As for the U.S. side, the match made an excellent start in getting to the Round of 16, which is a minimum requirement in order for this to be a successful tournament for the Yanks. If you want to see who the U.S. still needs to play, get up at 4:30 tomorrow morning to watch Slovenia and Algeria. Now that's a true fan.
June 11, 2010
The Bar Less Traveled: Mexico vs South Africa in World Cup Opener
A Yanqui walks into a taberna and... GOOOOOOOOOOOOAAAAAAAAAAAAALLLLLLLLLLLLL!!!!!!
The El Farolito Soccer Club is the place to watch Mexican football in the Mission, but it was already mobbed by the time the second half began. Just on the opposite side of the BART station entrance is Carlo's Club, which had two TVs and about 25 patrons devoted to the match. Day workers, a few tourists, some neighborhood fixtures, but mostly people of all sorts ducking in for a few moments on the way to the train.
Before being able to order an orange juice the ball was in the back of the South African net, an unmarked Rafael Marquez recipient of a cross-field pass which he calmly deposited, generating an impressive early-morning roar from the assembled. 1-1.
One patron noted that Mexico scored upon my arrival so I was made a good-luck charm. This was confirmed as regulation time was running out. South Africa played long ball for most of the rest of the match and almost converted, a shot from a speeding Katlego Mphela hitting the outside of the left post in the 90th minute.
Back to Farolito for the exodus.

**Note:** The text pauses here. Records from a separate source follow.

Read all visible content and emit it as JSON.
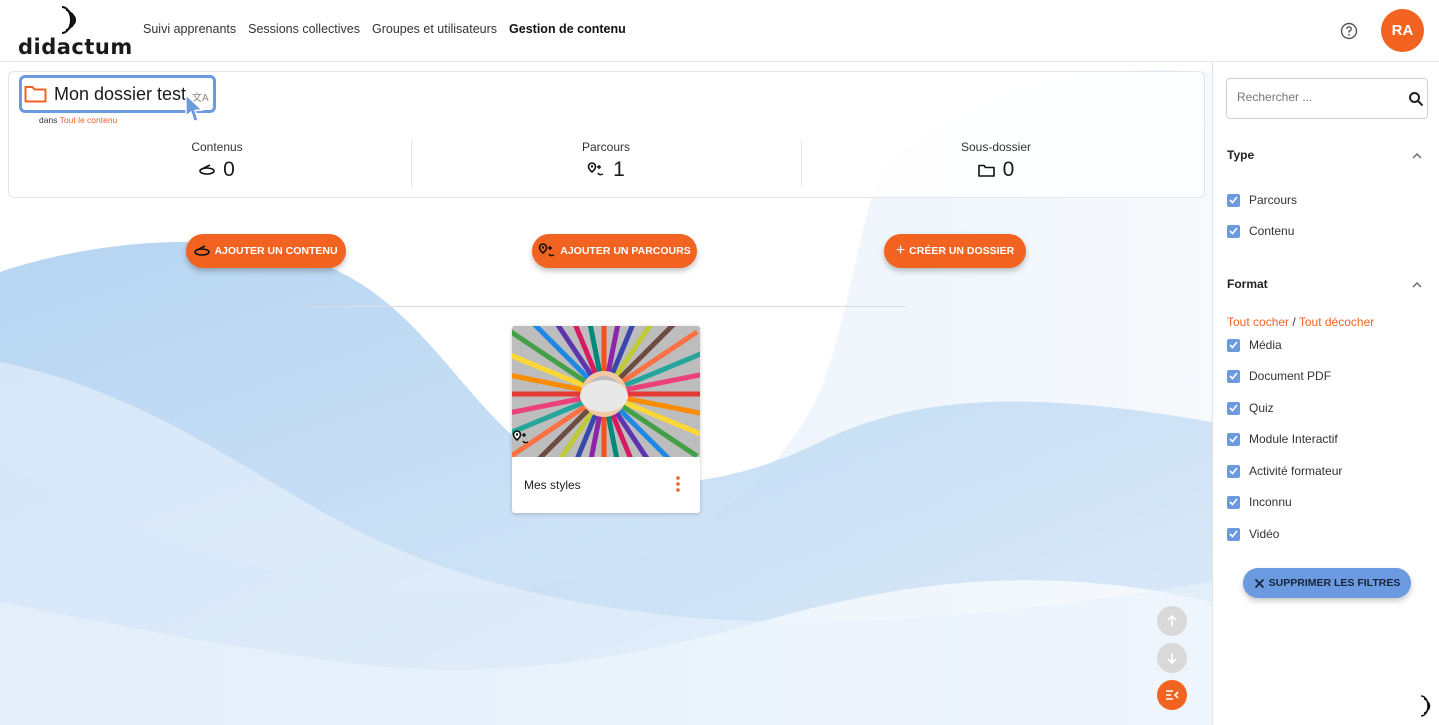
{
  "header": {
    "logo_text": "didactum",
    "nav": [
      "Suivi apprenants",
      "Sessions collectives",
      "Groupes et utilisateurs",
      "Gestion de contenu"
    ],
    "active_nav": "Gestion de contenu",
    "avatar_initials": "RA",
    "help_icon": "help-circle-icon"
  },
  "folder": {
    "title": "Mon dossier test",
    "breadcrumb_prefix": "dans",
    "breadcrumb_link": "Tout le contenu",
    "stats": [
      {
        "label": "Contenus",
        "value": "0",
        "icon": "content-icon"
      },
      {
        "label": "Parcours",
        "value": "1",
        "icon": "route-icon"
      },
      {
        "label": "Sous-dossier",
        "value": "0",
        "icon": "folder-icon"
      }
    ]
  },
  "actions": {
    "add_content": "AJOUTER UN CONTENU",
    "add_route": "AJOUTER UN PARCOURS",
    "create_folder": "CRÉER UN DOSSIER"
  },
  "items": [
    {
      "title": "Mes styles",
      "type_icon": "route-icon"
    }
  ],
  "sidebar": {
    "search_placeholder": "Rechercher ...",
    "type_title": "Type",
    "type_options": [
      "Parcours",
      "Contenu"
    ],
    "format_title": "Format",
    "check_all": "Tout cocher",
    "separator": "/",
    "uncheck_all": "Tout décocher",
    "format_options": [
      "Média",
      "Document PDF",
      "Quiz",
      "Module Interactif",
      "Activité formateur",
      "Inconnu",
      "Vidéo"
    ],
    "clear_filters": "SUPPRIMER LES FILTRES"
  },
  "colors": {
    "accent": "#f26322",
    "filter_blue": "#6b9ae0"
  }
}
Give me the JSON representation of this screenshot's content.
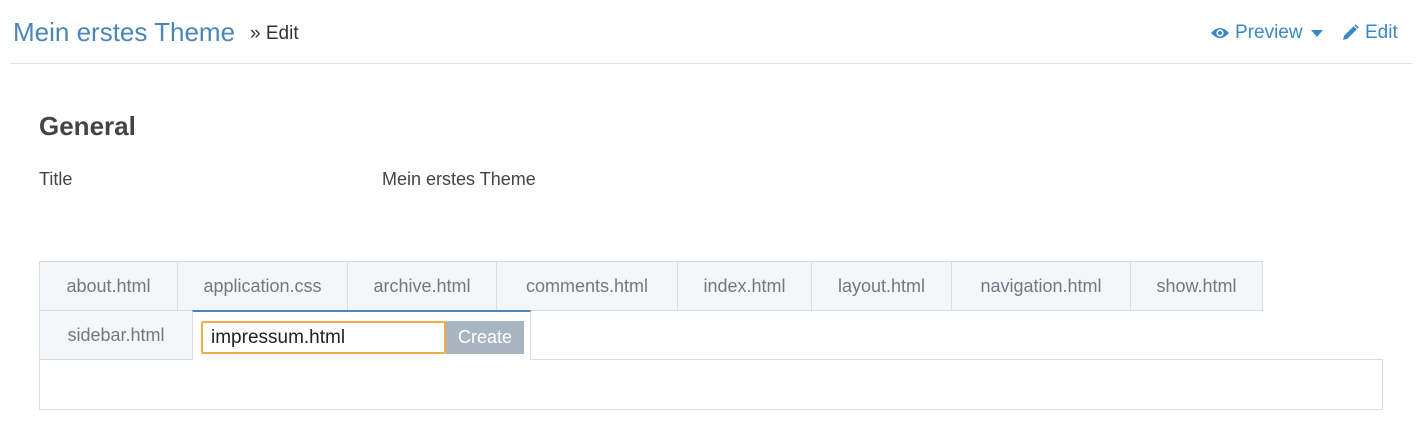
{
  "header": {
    "theme_title": "Mein erstes Theme",
    "breadcrumb_separator": "»",
    "breadcrumb_current": "Edit",
    "preview_label": "Preview",
    "edit_label": "Edit",
    "link_color": "#3a87c8"
  },
  "general": {
    "heading": "General",
    "title_label": "Title",
    "title_value": "Mein erstes Theme"
  },
  "file_tabs": {
    "row1": [
      "about.html",
      "application.css",
      "archive.html",
      "comments.html",
      "index.html",
      "layout.html",
      "navigation.html",
      "show.html"
    ],
    "row2": [
      "sidebar.html"
    ],
    "new_file_input_value": "impressum.html",
    "create_button_label": "Create",
    "input_focus_color": "#f0ad4e"
  }
}
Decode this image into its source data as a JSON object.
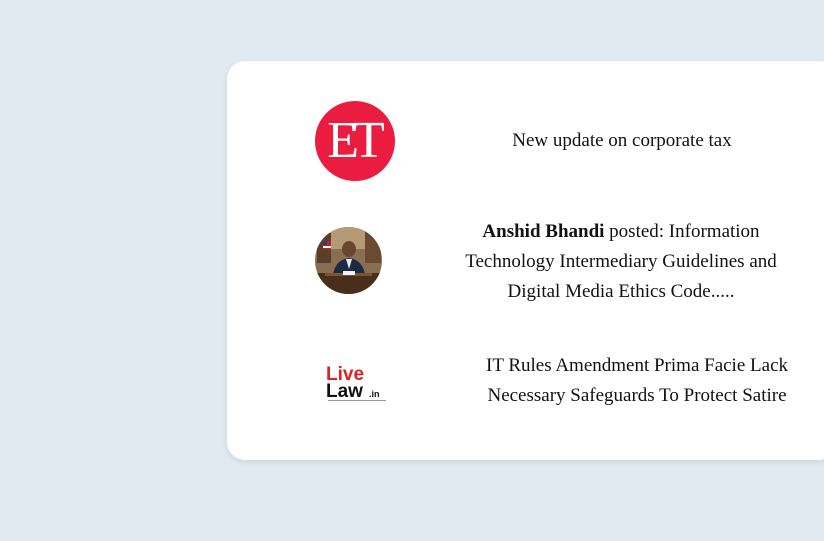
{
  "feed": {
    "items": [
      {
        "logo_text": "ET",
        "text": "New update on corporate tax"
      },
      {
        "author": "Anshid Bhandi",
        "text": " posted: Information Technology Intermediary Guidelines and Digital Media Ethics Code....."
      },
      {
        "logo_text_top": "Live",
        "logo_text_bottom": "Law",
        "logo_suffix": ".in",
        "text": "IT Rules Amendment Prima Facie Lack Necessary Safeguards To Protect Satire"
      }
    ]
  },
  "colors": {
    "background": "#e2eaf1",
    "card": "#ffffff",
    "et_red": "#ea1c3f",
    "livelaw_red": "#e31e24"
  }
}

Most of the patrons were dressed in team colors. Many looked as though they had spent the night with their heads on the bar. This, by the way, is the great challenge of the tournament for social drinkers living on the West Coast. San Francisco, for example, is dry between 2 and 7 but the first match starts at 4:30. Does one get a few hours rest, an early breakfast, disappear into the darkness and drink out of a bag? Maybe a pickup game at the nearest soccer pitch. Match of the Living Dead.
The fans looked pleased with the result, perhaps relieved given the fact Mexico fell behind and almost lost in the final moments. South Africa is not an elite team but the host nation is always a danger lurking in the high grass.
Something has happened between 2006 and 2010 in the United States, or at least on the coasts. The World Cup has gone from under-appreciated to ubiquitous. The U.S. match with England tomorrow is even going to be shown at AT&T Park for free (and there's a ferris wheel for after). Have we finally fallen in love with the world's sport? Is this part of the Obama effect, our global re-entry? Or is it just another event to market and over-expose with product tie-ins? A little of each, maybe.
Here, by the way, is a great resource for finding out where to watch matches in the Bay Area, especially if you're looking for a country's home field advantage, as it were. They're looking for additions if you know where the North Koreans are hanging out.
Uruguay and France in less than 30 minutes. Meantime, chapeaus off for Bafana Bafana, as the South African side is called, extending the streak of host nations never losing the opening match.